:: About this exercise ::
Only a number is expected here: the count of lines in the data that contain "China".

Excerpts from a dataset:
>>>
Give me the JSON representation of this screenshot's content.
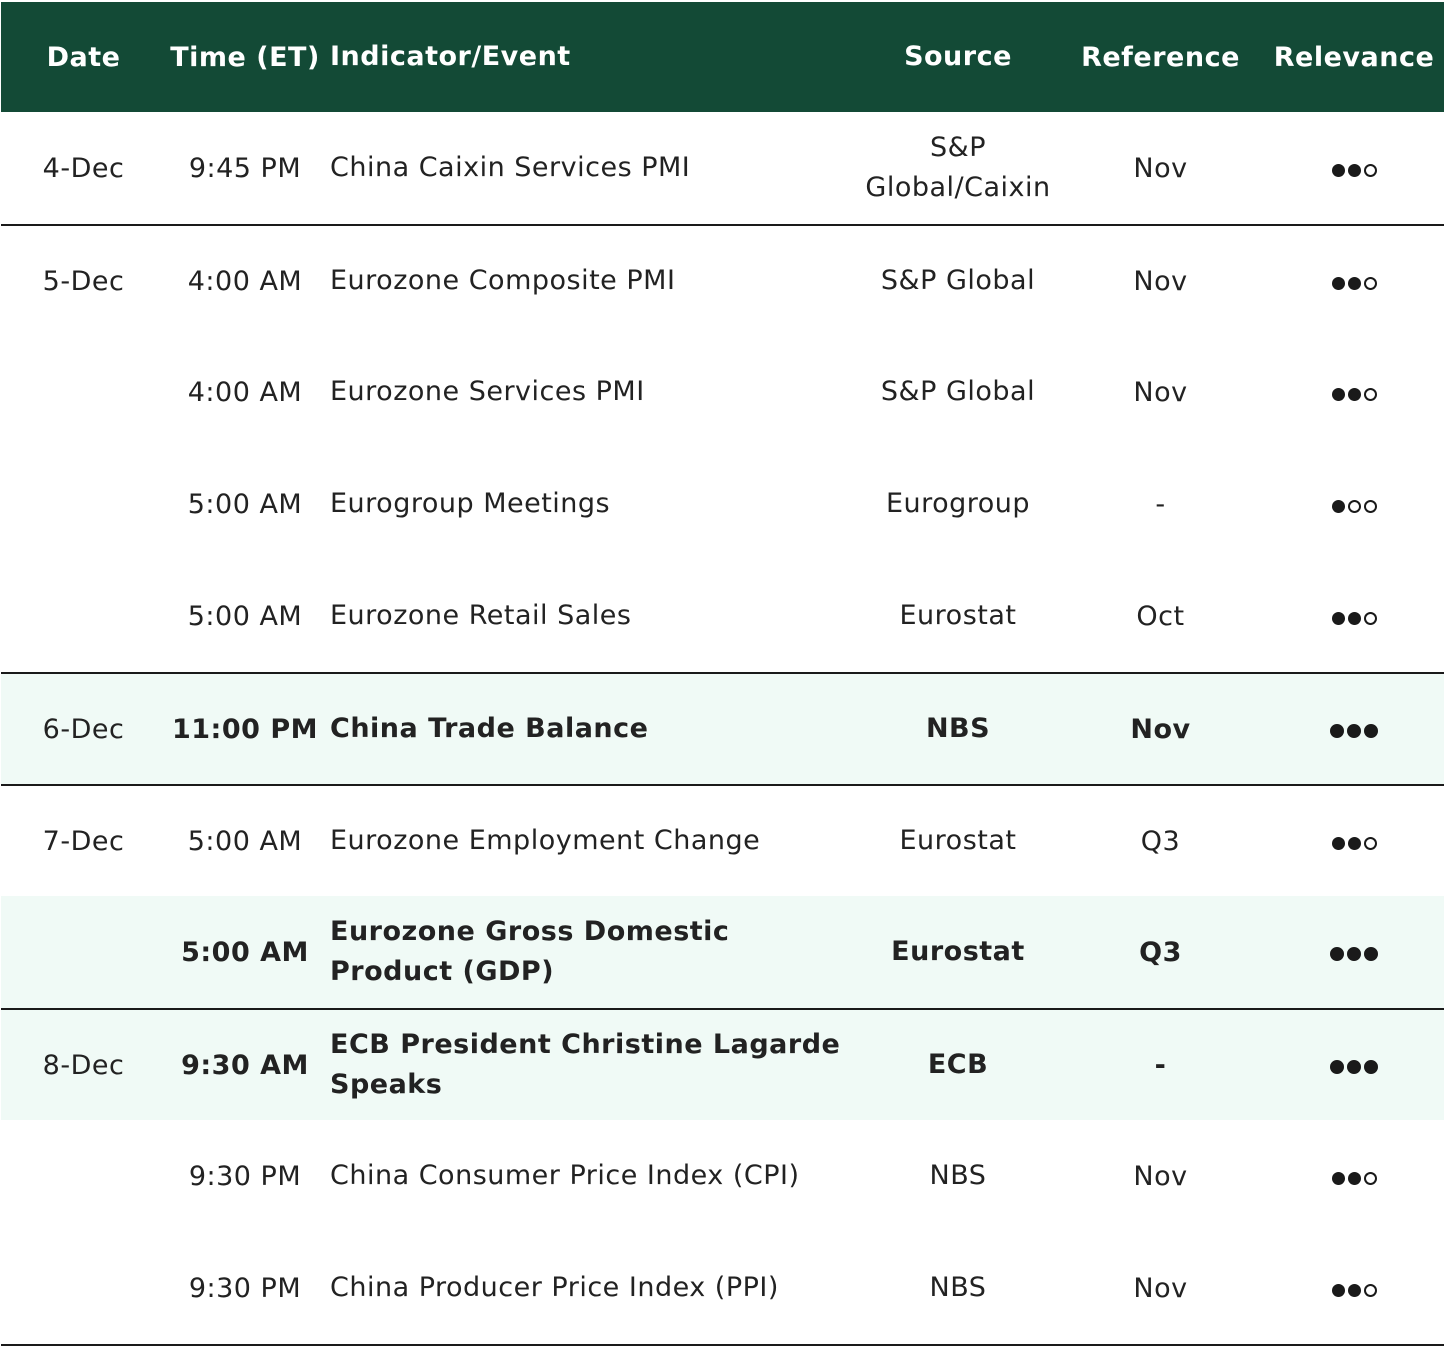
{
  "header": {
    "date": "Date",
    "time": "Time (ET)",
    "indicator": "Indicator/Event",
    "source": "Source",
    "reference": "Reference",
    "relevance": "Relevance"
  },
  "rows": [
    {
      "date": "4-Dec",
      "time": "9:45 PM",
      "indicator": "China Caixin Services PMI",
      "source": "S&P Global/Caixin",
      "reference": "Nov",
      "relevance": 2,
      "highlight": false
    },
    {
      "date": "5-Dec",
      "time": "4:00 AM",
      "indicator": "Eurozone Composite PMI",
      "source": "S&P Global",
      "reference": "Nov",
      "relevance": 2,
      "highlight": false
    },
    {
      "date": "",
      "time": "4:00 AM",
      "indicator": "Eurozone Services PMI",
      "source": "S&P Global",
      "reference": "Nov",
      "relevance": 2,
      "highlight": false
    },
    {
      "date": "",
      "time": "5:00 AM",
      "indicator": "Eurogroup Meetings",
      "source": "Eurogroup",
      "reference": "-",
      "relevance": 1,
      "highlight": false
    },
    {
      "date": "",
      "time": "5:00 AM",
      "indicator": "Eurozone Retail Sales",
      "source": "Eurostat",
      "reference": "Oct",
      "relevance": 2,
      "highlight": false
    },
    {
      "date": "6-Dec",
      "time": "11:00 PM",
      "indicator": "China Trade Balance",
      "source": "NBS",
      "reference": "Nov",
      "relevance": 3,
      "highlight": true
    },
    {
      "date": "7-Dec",
      "time": "5:00 AM",
      "indicator": "Eurozone Employment Change",
      "source": "Eurostat",
      "reference": "Q3",
      "relevance": 2,
      "highlight": false
    },
    {
      "date": "",
      "time": "5:00 AM",
      "indicator": "Eurozone Gross Domestic Product (GDP)",
      "source": "Eurostat",
      "reference": "Q3",
      "relevance": 3,
      "highlight": true
    },
    {
      "date": "8-Dec",
      "time": "9:30 AM",
      "indicator": "ECB President Christine Lagarde Speaks",
      "source": "ECB",
      "reference": "-",
      "relevance": 3,
      "highlight": true
    },
    {
      "date": "",
      "time": "9:30 PM",
      "indicator": "China Consumer Price Index (CPI)",
      "source": "NBS",
      "reference": "Nov",
      "relevance": 2,
      "highlight": false
    },
    {
      "date": "",
      "time": "9:30 PM",
      "indicator": "China Producer Price Index (PPI)",
      "source": "NBS",
      "reference": "Nov",
      "relevance": 2,
      "highlight": false
    }
  ],
  "relevance_max": 3,
  "colors": {
    "header_bg": "#134a36",
    "highlight_bg": "#f0faf6",
    "rule": "#1a1a1a"
  }
}
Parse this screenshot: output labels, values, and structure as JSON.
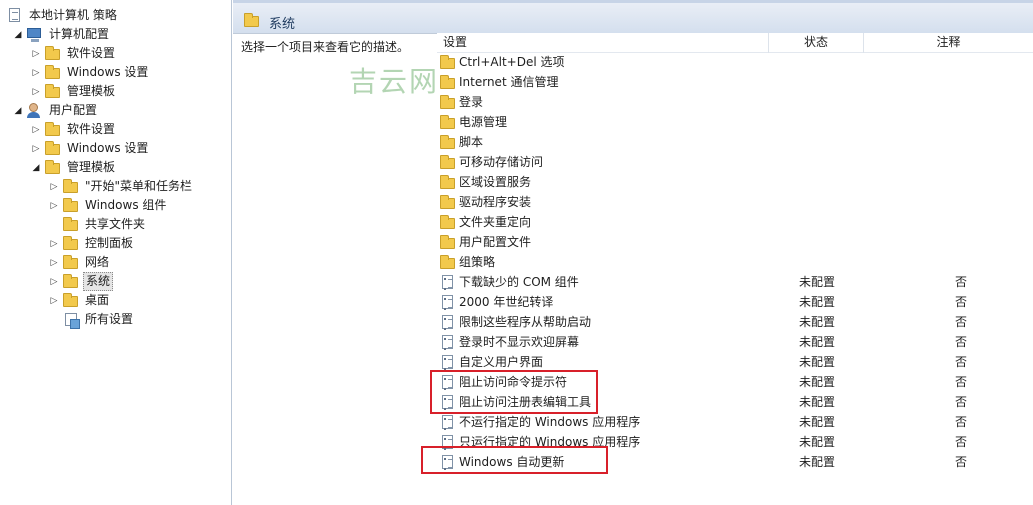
{
  "tree": [
    {
      "label": "本地计算机 策略",
      "icon": "policy-doc-icon",
      "level": 0,
      "arrow": "",
      "selected": false
    },
    {
      "label": "计算机配置",
      "icon": "computer-icon",
      "level": 1,
      "arrow": "open",
      "selected": false
    },
    {
      "label": "软件设置",
      "icon": "folder-icon",
      "level": 2,
      "arrow": "closed",
      "selected": false
    },
    {
      "label": "Windows 设置",
      "icon": "folder-icon",
      "level": 2,
      "arrow": "closed",
      "selected": false
    },
    {
      "label": "管理模板",
      "icon": "folder-icon",
      "level": 2,
      "arrow": "closed",
      "selected": false
    },
    {
      "label": "用户配置",
      "icon": "user-icon",
      "level": 1,
      "arrow": "open",
      "selected": false
    },
    {
      "label": "软件设置",
      "icon": "folder-icon",
      "level": 2,
      "arrow": "closed",
      "selected": false
    },
    {
      "label": "Windows 设置",
      "icon": "folder-icon",
      "level": 2,
      "arrow": "closed",
      "selected": false
    },
    {
      "label": "管理模板",
      "icon": "folder-icon",
      "level": 2,
      "arrow": "open",
      "selected": false
    },
    {
      "label": "\"开始\"菜单和任务栏",
      "icon": "folder-icon",
      "level": 3,
      "arrow": "closed",
      "selected": false
    },
    {
      "label": "Windows 组件",
      "icon": "folder-icon",
      "level": 3,
      "arrow": "closed",
      "selected": false
    },
    {
      "label": "共享文件夹",
      "icon": "folder-icon",
      "level": 3,
      "arrow": "",
      "selected": false
    },
    {
      "label": "控制面板",
      "icon": "folder-icon",
      "level": 3,
      "arrow": "closed",
      "selected": false
    },
    {
      "label": "网络",
      "icon": "folder-icon",
      "level": 3,
      "arrow": "closed",
      "selected": false
    },
    {
      "label": "系统",
      "icon": "folder-icon",
      "level": 3,
      "arrow": "closed",
      "selected": true
    },
    {
      "label": "桌面",
      "icon": "folder-icon",
      "level": 3,
      "arrow": "closed",
      "selected": false
    },
    {
      "label": "所有设置",
      "icon": "all-settings-icon",
      "level": 3,
      "arrow": "",
      "selected": false
    }
  ],
  "header": {
    "title": "系统"
  },
  "description": "选择一个项目来查看它的描述。",
  "columns": {
    "setting": "设置",
    "state": "状态",
    "comment": "注释"
  },
  "rows": [
    {
      "name": "Ctrl+Alt+Del 选项",
      "kind": "folder",
      "state": "",
      "comment": ""
    },
    {
      "name": "Internet 通信管理",
      "kind": "folder",
      "state": "",
      "comment": ""
    },
    {
      "name": "登录",
      "kind": "folder",
      "state": "",
      "comment": ""
    },
    {
      "name": "电源管理",
      "kind": "folder",
      "state": "",
      "comment": ""
    },
    {
      "name": "脚本",
      "kind": "folder",
      "state": "",
      "comment": ""
    },
    {
      "name": "可移动存储访问",
      "kind": "folder",
      "state": "",
      "comment": ""
    },
    {
      "name": "区域设置服务",
      "kind": "folder",
      "state": "",
      "comment": ""
    },
    {
      "name": "驱动程序安装",
      "kind": "folder",
      "state": "",
      "comment": ""
    },
    {
      "name": "文件夹重定向",
      "kind": "folder",
      "state": "",
      "comment": ""
    },
    {
      "name": "用户配置文件",
      "kind": "folder",
      "state": "",
      "comment": ""
    },
    {
      "name": "组策略",
      "kind": "folder",
      "state": "",
      "comment": ""
    },
    {
      "name": "下载缺少的 COM 组件",
      "kind": "setting",
      "state": "未配置",
      "comment": "否"
    },
    {
      "name": "2000 年世纪转译",
      "kind": "setting",
      "state": "未配置",
      "comment": "否"
    },
    {
      "name": "限制这些程序从帮助启动",
      "kind": "setting",
      "state": "未配置",
      "comment": "否"
    },
    {
      "name": "登录时不显示欢迎屏幕",
      "kind": "setting",
      "state": "未配置",
      "comment": "否"
    },
    {
      "name": "自定义用户界面",
      "kind": "setting",
      "state": "未配置",
      "comment": "否"
    },
    {
      "name": "阻止访问命令提示符",
      "kind": "setting",
      "state": "未配置",
      "comment": "否"
    },
    {
      "name": "阻止访问注册表编辑工具",
      "kind": "setting",
      "state": "未配置",
      "comment": "否"
    },
    {
      "name": "不运行指定的 Windows 应用程序",
      "kind": "setting",
      "state": "未配置",
      "comment": "否"
    },
    {
      "name": "只运行指定的 Windows 应用程序",
      "kind": "setting",
      "state": "未配置",
      "comment": "否"
    },
    {
      "name": "Windows 自动更新",
      "kind": "setting",
      "state": "未配置",
      "comment": "否"
    }
  ],
  "watermark": "吉云网",
  "colors": {
    "highlight": "#d8202a",
    "header_bg": "#d4dfee",
    "selection_bg": "#e5e5e5"
  }
}
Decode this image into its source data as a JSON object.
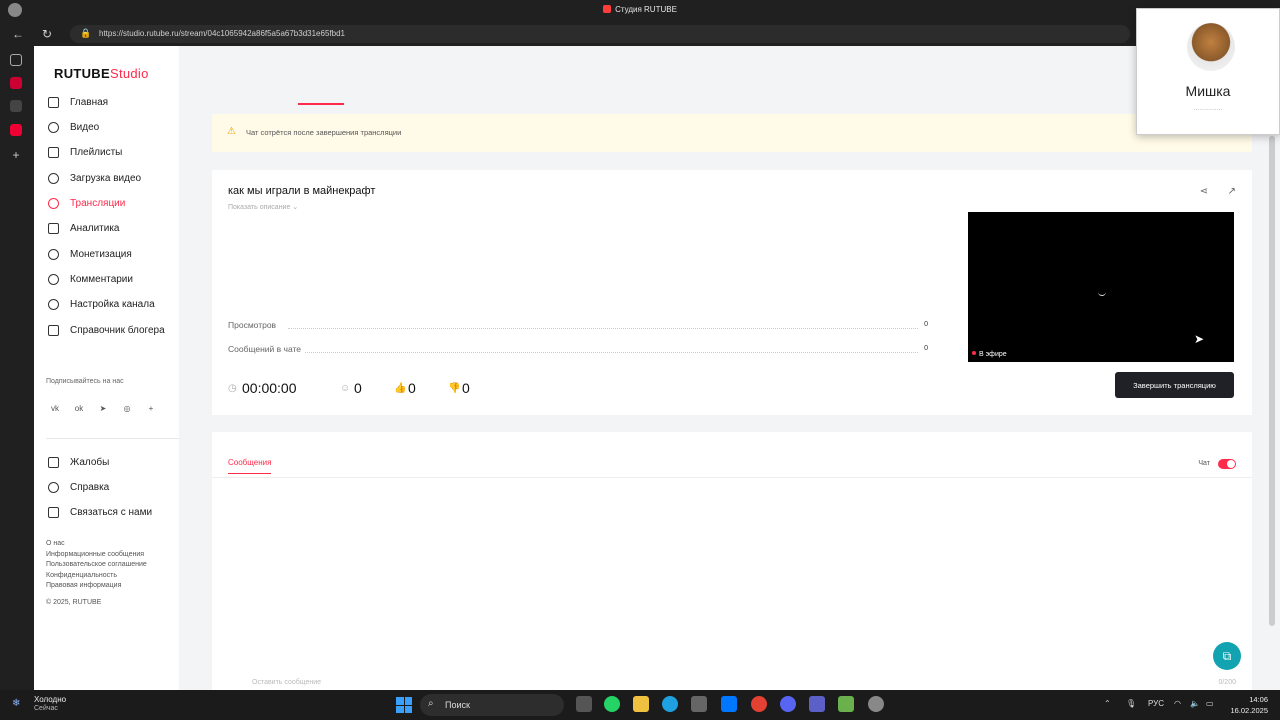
{
  "browser": {
    "window_title": "Студия RUTUBE",
    "url": "https://studio.rutube.ru/stream/04c1065942a86f5a5a67b3d31e65fbd1"
  },
  "sidebar": {
    "logo_main": "RUTUBE",
    "logo_studio": "Studio",
    "items": [
      {
        "label": "Главная",
        "icon": "home-icon"
      },
      {
        "label": "Видео",
        "icon": "video-icon"
      },
      {
        "label": "Плейлисты",
        "icon": "playlist-icon"
      },
      {
        "label": "Загрузка видео",
        "icon": "upload-icon"
      },
      {
        "label": "Трансляции",
        "icon": "broadcast-icon",
        "active": true
      },
      {
        "label": "Аналитика",
        "icon": "analytics-icon"
      },
      {
        "label": "Монетизация",
        "icon": "monetization-icon"
      },
      {
        "label": "Комментарии",
        "icon": "comments-icon"
      },
      {
        "label": "Настройка канала",
        "icon": "settings-icon"
      },
      {
        "label": "Справочник блогера",
        "icon": "book-icon"
      }
    ],
    "subscribe_label": "Подписывайтесь на нас",
    "social": [
      "vk",
      "ok",
      "telegram",
      "viber",
      "+"
    ],
    "secondary_items": [
      {
        "label": "Жалобы",
        "icon": "flag-icon"
      },
      {
        "label": "Справка",
        "icon": "help-icon"
      },
      {
        "label": "Связаться с нами",
        "icon": "mail-icon"
      }
    ],
    "footer_links": [
      "О нас",
      "Информационные сообщения",
      "Пользовательское соглашение",
      "Конфиденциальность",
      "Правовая информация",
      "© 2025, RUTUBE"
    ]
  },
  "alert": {
    "text": "Чат сотрётся после завершения трансляции"
  },
  "stream": {
    "title": "как мы играли в майнекрафт",
    "show_description": "Показать описание",
    "stats": [
      {
        "label": "Просмотров",
        "value": "0"
      },
      {
        "label": "Сообщений в чате",
        "value": "0"
      }
    ],
    "live_label": "В эфире",
    "timer": "00:00:00",
    "viewers": "0",
    "likes": "0",
    "dislikes": "0",
    "end_button": "Завершить трансляцию"
  },
  "chat": {
    "tab": "Сообщения",
    "toggle_label": "Чат",
    "input_placeholder": "Оставить сообщение",
    "counter": "0/200"
  },
  "profile": {
    "name": "Мишка",
    "sub": "..............."
  },
  "taskbar": {
    "weather_title": "Холодно",
    "weather_sub": "Сейчас",
    "search": "Поиск",
    "lang": "РУС",
    "time": "14:06",
    "date": "16.02.2025"
  },
  "colors": {
    "accent": "#ff2b4a",
    "button_dark": "#1f2126",
    "alert_bg": "#fffbe8"
  }
}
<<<
:: Answer section ::
4